All Kindles support the ability to highlight text. A summary list of all your highlights can be viewed by tapping the Notes button on the top toolbar and they can be exported via email in both PDF and CSV format. Note that with PDF files, you only have the option of exporting the whole PDF and not just the highlights). This feature is useful for summarising the key points of a text or saving quotes that you may wish to share or reference in future.
You can also add your own sticky notes to any of your highlights to note down your thoughts at the time. These sticky notes are text-based and are inputted via the Kindle’s on-screen keyboard, however, on the Kindle Scribe you can also add handwritten sticky notes. It is worth noting that handwritten sticky notes that you make on the Scribe are not viewable on other Kindle devices or via the Kindle app (highlights and text notes are universally available).
Only the Kindle Scribe supports annotation by writing directly on top of PDF files that have been converted to KPX (this feature is not supported with other file formats, including side-loaded PDFs that have not undergone conversion to KPX).
Actually, there is one exception – you can also write on a small subset of Kindle books that are flagged with ‘On-page writing‘ in the Kindle Store. These mostly consist of books for studying and puzzle books.
Although this post is designed to cover e-reading software only, the frontlight is such an important piece of hardware for comfortable reading that I felt I had to cover it here.
All Kindle devices have an integrated frontlight, which means that it is still possible to read when the ambient light is dim or dark. Some Kindle devices also allow you to adjust the temperature of the frontlight – a softer, redder tone or a brighter blue hue. And some have an option for auto-brightness, which means the frontlight automatically sets itself to the optimum brightness based on the environment.
Using the free Kindle App, it is possible to access your Kindle Library from a multitude of other devices. The Kindle app essentially has the same (or very similar) reading software that is on Kindle e-readers but can be installed on phones, tablets, computers and other devices running Windows, Mac, Android, or iOS.
The reading experience is also optimized for these devices – there are features like orientation lock to stop the screen autorotating and there are a variety of colours that can be used for the page background and highlights.
About the author
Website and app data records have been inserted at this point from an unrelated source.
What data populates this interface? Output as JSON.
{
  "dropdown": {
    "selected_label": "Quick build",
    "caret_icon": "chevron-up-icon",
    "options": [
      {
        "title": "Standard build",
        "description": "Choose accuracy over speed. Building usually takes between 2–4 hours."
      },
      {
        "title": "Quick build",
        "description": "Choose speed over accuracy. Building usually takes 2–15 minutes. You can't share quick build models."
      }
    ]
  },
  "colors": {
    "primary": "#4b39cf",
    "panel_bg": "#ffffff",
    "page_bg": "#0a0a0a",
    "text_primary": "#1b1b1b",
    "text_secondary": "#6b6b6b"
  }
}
Dan Dutton is passionate about E-ink writing tablets, which bring together the pleasure of writing on paper with the power of digital technology. When he bought his first tablet, he realised that there wasn't a lot of unbiased information available for people that were considering buying an E-ink tablet, and so he built eWritable.